** EXERCISE INPUTS follows **
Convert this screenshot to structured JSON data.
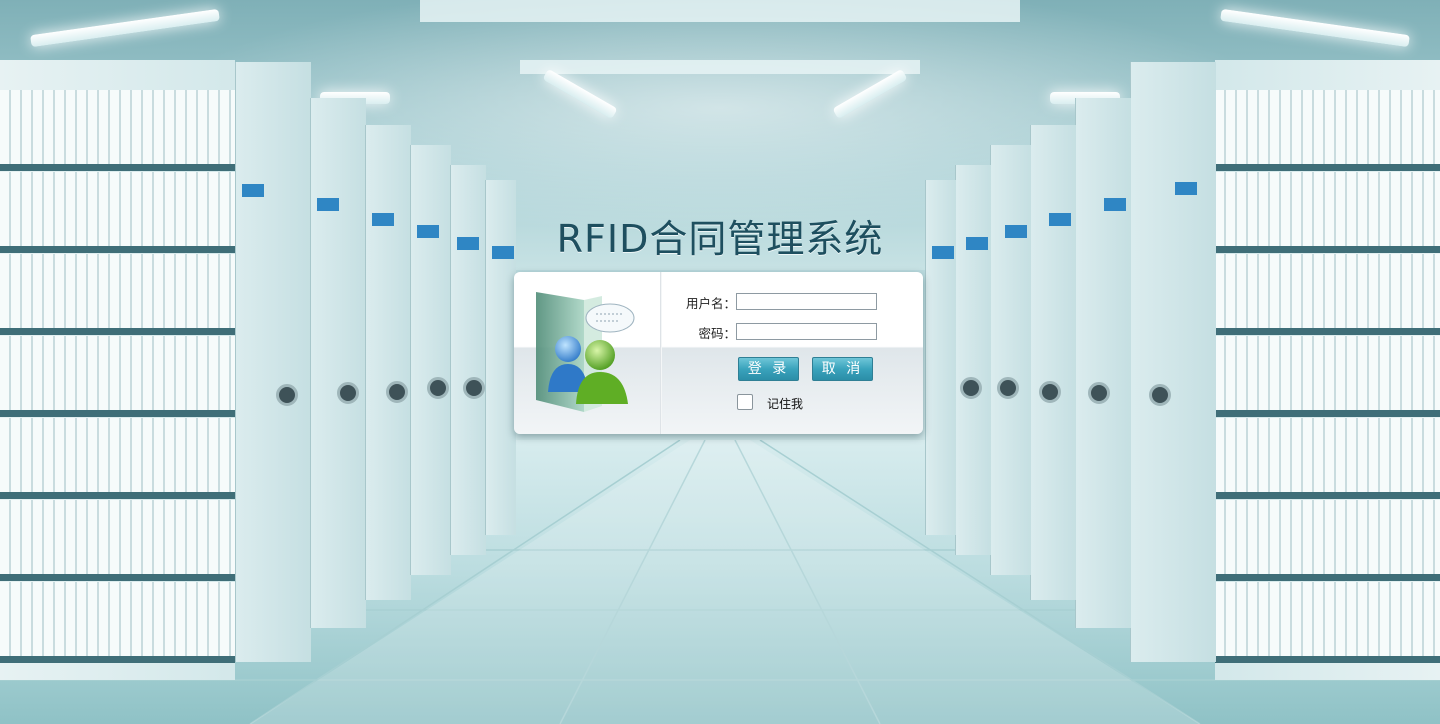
{
  "app": {
    "title": "RFID合同管理系统"
  },
  "login": {
    "username_label": "用户名：",
    "username_value": "",
    "password_label": "密码：",
    "password_value": "",
    "login_button": "登 录",
    "cancel_button": "取 消",
    "remember_label": "记住我",
    "remember_checked": false,
    "illustration_icon": "users-icon"
  },
  "colors": {
    "title_text": "#1e4f5f",
    "button_top": "#6fc6d8",
    "button_bottom": "#2b8ea8",
    "background_teal": "#a9cfd3"
  }
}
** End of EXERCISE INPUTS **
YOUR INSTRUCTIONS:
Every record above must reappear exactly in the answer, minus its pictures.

PROBLEM SOLUTION:
Convert this screenshot to structured JSON data.
{
  "app": {
    "title": "RFID合同管理系统"
  },
  "login": {
    "username_label": "用户名：",
    "username_value": "",
    "password_label": "密码：",
    "password_value": "",
    "login_button": "登 录",
    "cancel_button": "取 消",
    "remember_label": "记住我",
    "remember_checked": false,
    "illustration_icon": "users-icon"
  },
  "colors": {
    "title_text": "#1e4f5f",
    "button_top": "#6fc6d8",
    "button_bottom": "#2b8ea8",
    "background_teal": "#a9cfd3"
  }
}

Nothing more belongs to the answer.